[[ DATA open ]]

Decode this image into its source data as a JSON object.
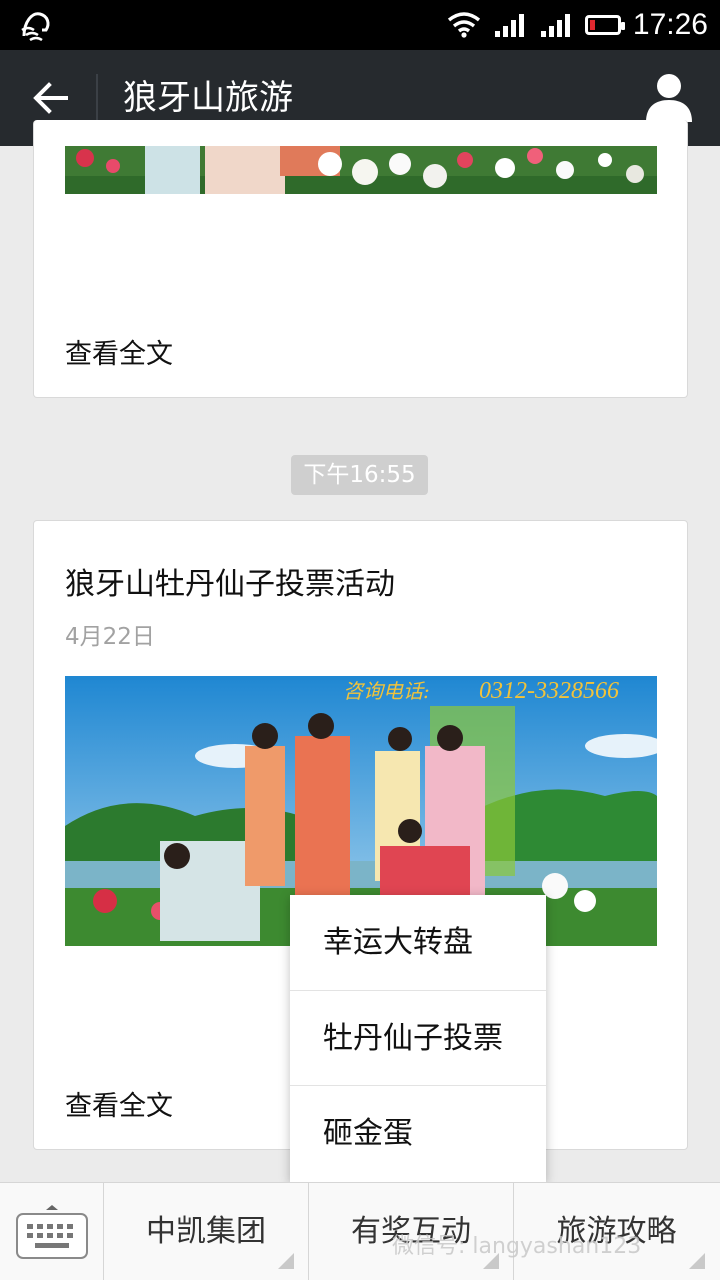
{
  "status_bar": {
    "time": "17:26",
    "battery_level_percent": 10
  },
  "header": {
    "title": "狼牙山旅游"
  },
  "feed": {
    "card1": {
      "read_more": "查看全文"
    },
    "timestamp": "下午16:55",
    "card2": {
      "title": "狼牙山牡丹仙子投票活动",
      "date": "4月22日",
      "image_caption": "咨询电话:",
      "image_phone": "0312-3328566",
      "read_more": "查看全文"
    }
  },
  "popup_menu": {
    "items": [
      "幸运大转盘",
      "牡丹仙子投票",
      "砸金蛋"
    ]
  },
  "bottom_menu": {
    "tabs": [
      "中凯集团",
      "有奖互动",
      "旅游攻略"
    ]
  },
  "watermark": "微信号: langyashan123"
}
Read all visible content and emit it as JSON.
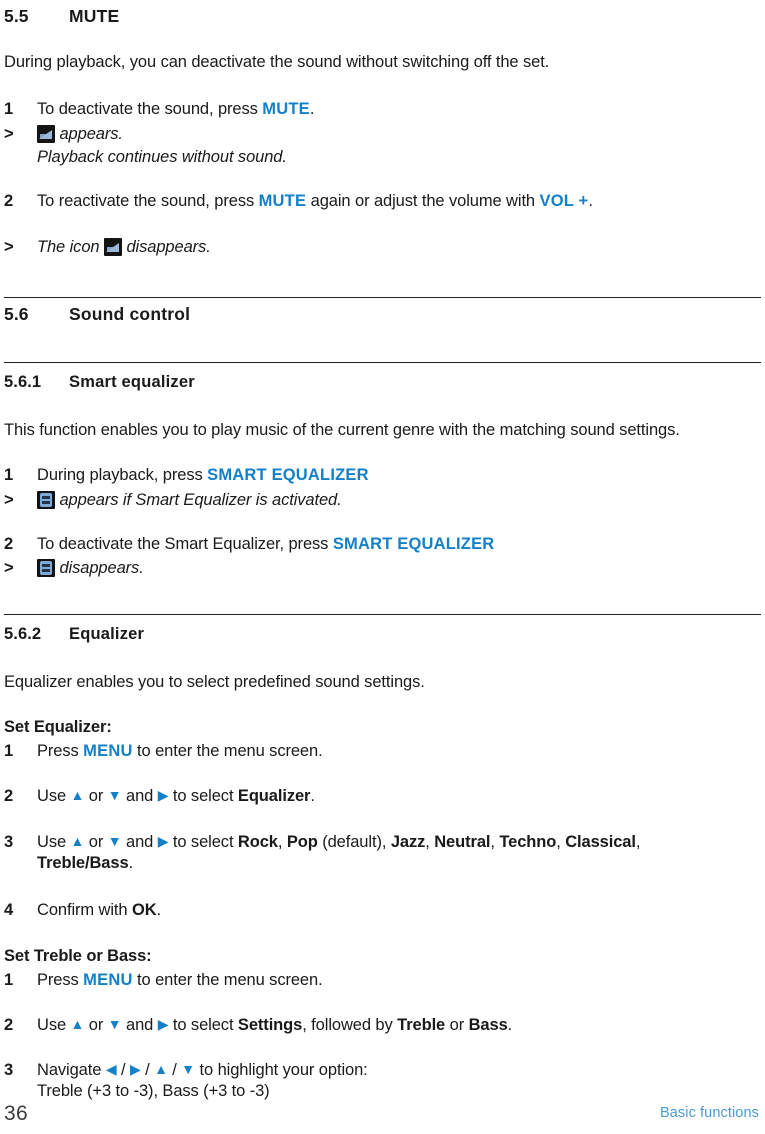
{
  "document": {
    "page_number": "36",
    "footer_section": "Basic functions",
    "accent_blue": "#1380C8",
    "footer_blue": "#4A9AD4"
  },
  "sections": {
    "mute": {
      "number": "5.5",
      "title": "MUTE",
      "intro": "During playback, you can deactivate the sound without switching off the set.",
      "steps": [
        {
          "marker": "1",
          "text_before": "To deactivate the sound, press ",
          "key": "MUTE",
          "text_after": "."
        },
        {
          "marker": ">",
          "icon": "mute-display-icon",
          "text_after": "appears.",
          "note": "Playback continues without sound."
        },
        {
          "marker": "2",
          "text_before": "To reactivate the sound, press ",
          "key": "MUTE",
          "text_mid": " again or adjust the volume with ",
          "key2": "VOL +",
          "text_after": "."
        },
        {
          "marker": ">",
          "text_before": "The icon ",
          "icon": "mute-display-icon",
          "text_after": "disappears."
        }
      ]
    },
    "sound_control": {
      "number": "5.6",
      "title": "Sound control"
    },
    "smart_equalizer": {
      "number": "5.6.1",
      "title": "Smart equalizer",
      "intro": "This function enables you to play music of the current genre with the matching sound settings.",
      "steps": [
        {
          "marker": "1",
          "text_before": "During playback, press ",
          "key": "SMART EQUALIZER"
        },
        {
          "marker": ">",
          "icon": "smart-eq-display-icon",
          "text_after": "appears if Smart Equalizer is activated."
        },
        {
          "marker": "2",
          "text_before": "To deactivate the Smart Equalizer, press ",
          "key": "SMART EQUALIZER"
        },
        {
          "marker": ">",
          "icon": "smart-eq-display-icon",
          "text_after": "disappears."
        }
      ]
    },
    "equalizer": {
      "number": "5.6.2",
      "title": "Equalizer",
      "intro": "Equalizer enables you to select predefined sound settings.",
      "set_equalizer": {
        "heading": "Set Equalizer:",
        "step1": {
          "marker": "1",
          "text_before": "Press ",
          "key": "MENU",
          "text_after": " to enter the menu screen."
        },
        "step2": {
          "marker": "2",
          "lead": "Use ",
          "arrow_up": "▲",
          "mid_or": " or ",
          "arrow_down": "▼",
          "mid_and": " and ",
          "arrow_right": "▶",
          "tail": " to select ",
          "target": "Equalizer",
          "period": "."
        },
        "step3": {
          "marker": "3",
          "lead": "Use ",
          "arrow_up": "▲",
          "mid_or": " or ",
          "arrow_down": "▼",
          "mid_and": " and ",
          "arrow_right": "▶",
          "tail": " to select ",
          "options": [
            "Rock",
            "Pop",
            "Jazz",
            "Neutral",
            "Techno",
            "Classical",
            "Treble/Bass"
          ],
          "default_note": "(default)",
          "period": "."
        },
        "step4": {
          "marker": "4",
          "text_before": "Confirm with ",
          "key": "OK",
          "text_after": "."
        }
      },
      "set_treble_bass": {
        "heading": "Set Treble or Bass:",
        "step1": {
          "marker": "1",
          "text_before": "Press ",
          "key": "MENU",
          "text_after": " to enter the menu screen."
        },
        "step2": {
          "marker": "2",
          "lead": "Use ",
          "arrow_up": "▲",
          "mid_or": " or ",
          "arrow_down": "▼",
          "mid_and": " and ",
          "arrow_right": "▶",
          "tail": " to select ",
          "target": "Settings",
          "mid2": ", followed by ",
          "target2": "Treble",
          "mid3": " or ",
          "target3": "Bass",
          "period": "."
        },
        "step3": {
          "marker": "3",
          "lead": "Navigate ",
          "arrow_left": "◀",
          "sep1": " / ",
          "arrow_right": "▶",
          "sep2": " / ",
          "arrow_up": "▲",
          "sep3": " / ",
          "arrow_down": "▼",
          "tail": " to highlight your option:",
          "line2": "Treble (+3 to -3), Bass (+3 to -3)"
        }
      }
    }
  }
}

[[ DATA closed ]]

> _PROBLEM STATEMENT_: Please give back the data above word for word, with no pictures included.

> _RESULT OF THIS TASK_:
Decode this image into its source data as a JSON object.
{
  "status_bar": {
    "time": "17:26",
    "battery_level_percent": 10
  },
  "header": {
    "title": "狼牙山旅游"
  },
  "feed": {
    "card1": {
      "read_more": "查看全文"
    },
    "timestamp": "下午16:55",
    "card2": {
      "title": "狼牙山牡丹仙子投票活动",
      "date": "4月22日",
      "image_caption": "咨询电话:",
      "image_phone": "0312-3328566",
      "read_more": "查看全文"
    }
  },
  "popup_menu": {
    "items": [
      "幸运大转盘",
      "牡丹仙子投票",
      "砸金蛋"
    ]
  },
  "bottom_menu": {
    "tabs": [
      "中凯集团",
      "有奖互动",
      "旅游攻略"
    ]
  },
  "watermark": "微信号: langyashan123"
}
Read all visible content and emit it as JSON.
{
  "document": {
    "page_number": "36",
    "footer_section": "Basic functions",
    "accent_blue": "#1380C8",
    "footer_blue": "#4A9AD4"
  },
  "sections": {
    "mute": {
      "number": "5.5",
      "title": "MUTE",
      "intro": "During playback, you can deactivate the sound without switching off the set.",
      "steps": [
        {
          "marker": "1",
          "text_before": "To deactivate the sound, press ",
          "key": "MUTE",
          "text_after": "."
        },
        {
          "marker": ">",
          "icon": "mute-display-icon",
          "text_after": "appears.",
          "note": "Playback continues without sound."
        },
        {
          "marker": "2",
          "text_before": "To reactivate the sound, press ",
          "key": "MUTE",
          "text_mid": " again or adjust the volume with ",
          "key2": "VOL +",
          "text_after": "."
        },
        {
          "marker": ">",
          "text_before": "The icon ",
          "icon": "mute-display-icon",
          "text_after": "disappears."
        }
      ]
    },
    "sound_control": {
      "number": "5.6",
      "title": "Sound control"
    },
    "smart_equalizer": {
      "number": "5.6.1",
      "title": "Smart equalizer",
      "intro": "This function enables you to play music of the current genre with the matching sound settings.",
      "steps": [
        {
          "marker": "1",
          "text_before": "During playback, press ",
          "key": "SMART EQUALIZER"
        },
        {
          "marker": ">",
          "icon": "smart-eq-display-icon",
          "text_after": "appears if Smart Equalizer is activated."
        },
        {
          "marker": "2",
          "text_before": "To deactivate the Smart Equalizer, press ",
          "key": "SMART EQUALIZER"
        },
        {
          "marker": ">",
          "icon": "smart-eq-display-icon",
          "text_after": "disappears."
        }
      ]
    },
    "equalizer": {
      "number": "5.6.2",
      "title": "Equalizer",
      "intro": "Equalizer enables you to select predefined sound settings.",
      "set_equalizer": {
        "heading": "Set Equalizer:",
        "step1": {
          "marker": "1",
          "text_before": "Press ",
          "key": "MENU",
          "text_after": " to enter the menu screen."
        },
        "step2": {
          "marker": "2",
          "lead": "Use ",
          "arrow_up": "▲",
          "mid_or": " or ",
          "arrow_down": "▼",
          "mid_and": " and ",
          "arrow_right": "▶",
          "tail": " to select ",
          "target": "Equalizer",
          "period": "."
        },
        "step3": {
          "marker": "3",
          "lead": "Use ",
          "arrow_up": "▲",
          "mid_or": " or ",
          "arrow_down": "▼",
          "mid_and": " and ",
          "arrow_right": "▶",
          "tail": " to select ",
          "options": [
            "Rock",
            "Pop",
            "Jazz",
            "Neutral",
            "Techno",
            "Classical",
            "Treble/Bass"
          ],
          "default_note": "(default)",
          "period": "."
        },
        "step4": {
          "marker": "4",
          "text_before": "Confirm with ",
          "key": "OK",
          "text_after": "."
        }
      },
      "set_treble_bass": {
        "heading": "Set Treble or Bass:",
        "step1": {
          "marker": "1",
          "text_before": "Press ",
          "key": "MENU",
          "text_after": " to enter the menu screen."
        },
        "step2": {
          "marker": "2",
          "lead": "Use ",
          "arrow_up": "▲",
          "mid_or": " or ",
          "arrow_down": "▼",
          "mid_and": " and ",
          "arrow_right": "▶",
          "tail": " to select ",
          "target": "Settings",
          "mid2": ", followed by ",
          "target2": "Treble",
          "mid3": " or ",
          "target3": "Bass",
          "period": "."
        },
        "step3": {
          "marker": "3",
          "lead": "Navigate ",
          "arrow_left": "◀",
          "sep1": " / ",
          "arrow_right": "▶",
          "sep2": " / ",
          "arrow_up": "▲",
          "sep3": " / ",
          "arrow_down": "▼",
          "tail": " to highlight your option:",
          "line2": "Treble (+3 to -3), Bass (+3 to -3)"
        }
      }
    }
  }
}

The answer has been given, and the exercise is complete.